The BBC has cancelled its planned FM radio switch off with concerns that not enough listeners have made the switch to Digital Audio Broadcast (DAB) radios.
Bob Shennan Director, Radio and Music, BBC, BBC told the Radiodays Europe conference in Vienna that the BBC opposes a forced switch-off of FM broadcasts, arguing instead for a 'hybrid' future: "We all once thought that DAB was the only future of radio, but audiences want choice. We now know DAB is important, but is only a part of the story, along with FM and IP. We need to do more before we consider a switchover in the UK, and for that to be genuinely audience-led. For now, we believe audiences are best served by a mixed economy. Radio is also better served by a mixed economy."
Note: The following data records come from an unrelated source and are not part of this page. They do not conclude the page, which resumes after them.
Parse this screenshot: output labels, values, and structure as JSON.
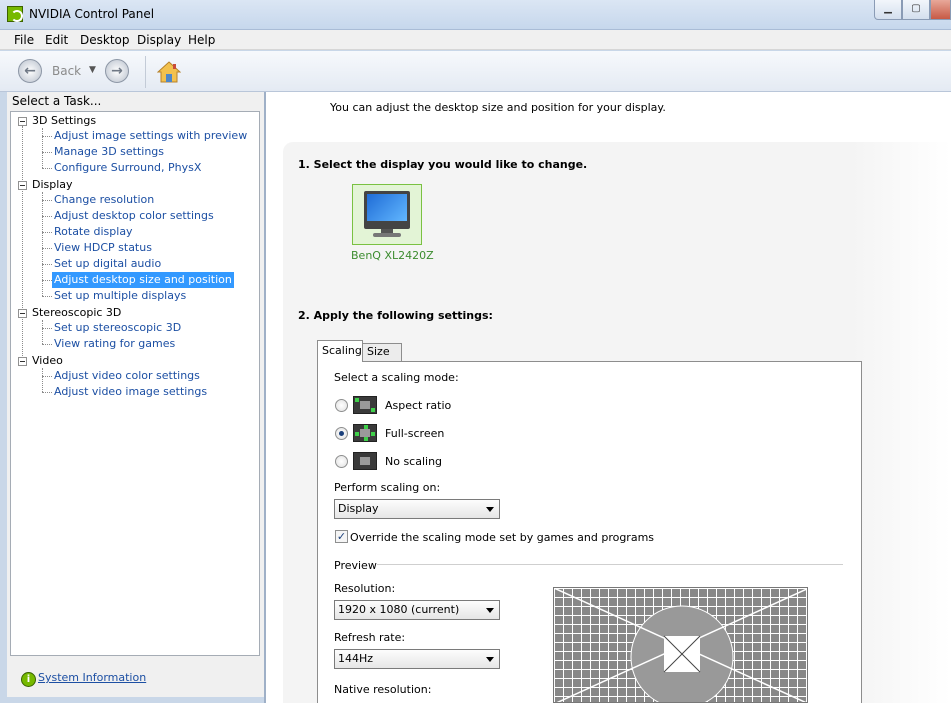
{
  "window": {
    "title": "NVIDIA Control Panel"
  },
  "menu": [
    "File",
    "Edit",
    "Desktop",
    "Display",
    "Help"
  ],
  "toolbar": {
    "back_label": "Back"
  },
  "left": {
    "header": "Select a Task...",
    "categories": [
      {
        "label": "3D Settings",
        "tasks": [
          "Adjust image settings with preview",
          "Manage 3D settings",
          "Configure Surround, PhysX"
        ]
      },
      {
        "label": "Display",
        "tasks": [
          "Change resolution",
          "Adjust desktop color settings",
          "Rotate display",
          "View HDCP status",
          "Set up digital audio",
          "Adjust desktop size and position",
          "Set up multiple displays"
        ]
      },
      {
        "label": "Stereoscopic 3D",
        "tasks": [
          "Set up stereoscopic 3D",
          "View rating for games"
        ]
      },
      {
        "label": "Video",
        "tasks": [
          "Adjust video color settings",
          "Adjust video image settings"
        ]
      }
    ],
    "selected_task": "Adjust desktop size and position",
    "system_info": "System Information"
  },
  "main": {
    "intro": "You can adjust the desktop size and position for your display.",
    "step1": "1. Select the display you would like to change.",
    "display_name": "BenQ XL2420Z",
    "step2": "2. Apply the following settings:",
    "tabs": [
      "Scaling",
      "Size"
    ],
    "scaling_mode_label": "Select a scaling mode:",
    "modes": [
      "Aspect ratio",
      "Full-screen",
      "No scaling"
    ],
    "selected_mode": "Full-screen",
    "perform_label": "Perform scaling on:",
    "perform_value": "Display",
    "override_label": "Override the scaling mode set by games and programs",
    "override_checked": true,
    "preview_label": "Preview",
    "resolution_label": "Resolution:",
    "resolution_value": "1920 x 1080 (current)",
    "refresh_label": "Refresh rate:",
    "refresh_value": "144Hz",
    "native_label": "Native resolution:"
  },
  "colors": {
    "nvidia_green": "#76b900",
    "link_blue": "#1c4fa3",
    "selection": "#3399ff"
  }
}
Shennan also urged commercial broadcasters to collaborate on initiatives to ensure that radio remains relevant in an era of 5G connectivity as Ofcom's spectrum auction gets underway, saying: "How can radio make the most of this technology? Or more pressing still, how can we protect the critical radio space in cars, where we need to work with suppliers to ensure that radio thrives as part of the connected dashboard?"
DTG Staff | 19.03.2018